_Material supplied_:

□ □ □ □

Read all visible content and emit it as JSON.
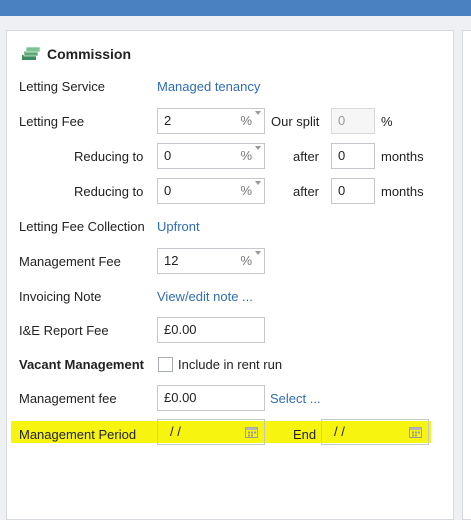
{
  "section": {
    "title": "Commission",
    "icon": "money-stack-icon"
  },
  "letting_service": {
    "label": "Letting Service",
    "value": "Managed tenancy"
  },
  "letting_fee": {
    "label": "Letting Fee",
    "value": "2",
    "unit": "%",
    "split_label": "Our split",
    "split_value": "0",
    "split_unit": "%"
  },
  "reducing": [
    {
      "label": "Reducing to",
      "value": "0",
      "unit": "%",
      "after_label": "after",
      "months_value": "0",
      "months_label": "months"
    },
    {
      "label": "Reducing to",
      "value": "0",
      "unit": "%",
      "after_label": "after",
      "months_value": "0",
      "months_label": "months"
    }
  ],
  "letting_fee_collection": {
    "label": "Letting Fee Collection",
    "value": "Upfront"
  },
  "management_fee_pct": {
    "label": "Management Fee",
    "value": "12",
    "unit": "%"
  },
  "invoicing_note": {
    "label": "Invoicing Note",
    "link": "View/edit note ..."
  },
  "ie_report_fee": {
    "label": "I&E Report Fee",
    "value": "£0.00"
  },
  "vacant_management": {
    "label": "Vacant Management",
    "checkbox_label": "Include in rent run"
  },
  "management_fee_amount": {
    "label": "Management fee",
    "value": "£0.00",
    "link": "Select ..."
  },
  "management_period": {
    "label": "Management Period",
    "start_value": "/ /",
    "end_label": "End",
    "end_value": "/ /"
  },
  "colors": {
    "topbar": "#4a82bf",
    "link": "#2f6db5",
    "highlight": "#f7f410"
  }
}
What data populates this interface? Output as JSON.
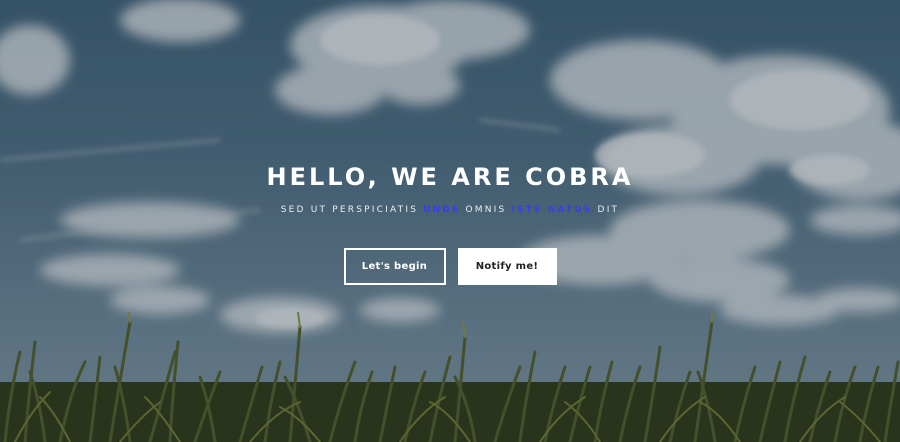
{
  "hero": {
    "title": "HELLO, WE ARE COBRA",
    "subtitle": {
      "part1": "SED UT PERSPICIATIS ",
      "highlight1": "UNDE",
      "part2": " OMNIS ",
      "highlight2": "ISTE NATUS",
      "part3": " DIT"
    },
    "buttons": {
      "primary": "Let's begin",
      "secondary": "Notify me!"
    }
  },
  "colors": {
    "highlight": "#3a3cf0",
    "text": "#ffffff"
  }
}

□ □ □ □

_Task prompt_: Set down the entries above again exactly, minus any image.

_Task answer_:
Read all visible content and emit it as JSON.
{
  "section": {
    "title": "Commission",
    "icon": "money-stack-icon"
  },
  "letting_service": {
    "label": "Letting Service",
    "value": "Managed tenancy"
  },
  "letting_fee": {
    "label": "Letting Fee",
    "value": "2",
    "unit": "%",
    "split_label": "Our split",
    "split_value": "0",
    "split_unit": "%"
  },
  "reducing": [
    {
      "label": "Reducing to",
      "value": "0",
      "unit": "%",
      "after_label": "after",
      "months_value": "0",
      "months_label": "months"
    },
    {
      "label": "Reducing to",
      "value": "0",
      "unit": "%",
      "after_label": "after",
      "months_value": "0",
      "months_label": "months"
    }
  ],
  "letting_fee_collection": {
    "label": "Letting Fee Collection",
    "value": "Upfront"
  },
  "management_fee_pct": {
    "label": "Management Fee",
    "value": "12",
    "unit": "%"
  },
  "invoicing_note": {
    "label": "Invoicing Note",
    "link": "View/edit note ..."
  },
  "ie_report_fee": {
    "label": "I&E Report Fee",
    "value": "£0.00"
  },
  "vacant_management": {
    "label": "Vacant Management",
    "checkbox_label": "Include in rent run"
  },
  "management_fee_amount": {
    "label": "Management fee",
    "value": "£0.00",
    "link": "Select ..."
  },
  "management_period": {
    "label": "Management Period",
    "start_value": "/ /",
    "end_label": "End",
    "end_value": "/ /"
  },
  "colors": {
    "topbar": "#4a82bf",
    "link": "#2f6db5",
    "highlight": "#f7f410"
  }
}
What data populates this interface? Output as JSON.
{
  "hero": {
    "title": "HELLO, WE ARE COBRA",
    "subtitle": {
      "part1": "SED UT PERSPICIATIS ",
      "highlight1": "UNDE",
      "part2": " OMNIS ",
      "highlight2": "ISTE NATUS",
      "part3": " DIT"
    },
    "buttons": {
      "primary": "Let's begin",
      "secondary": "Notify me!"
    }
  },
  "colors": {
    "highlight": "#3a3cf0",
    "text": "#ffffff"
  }
}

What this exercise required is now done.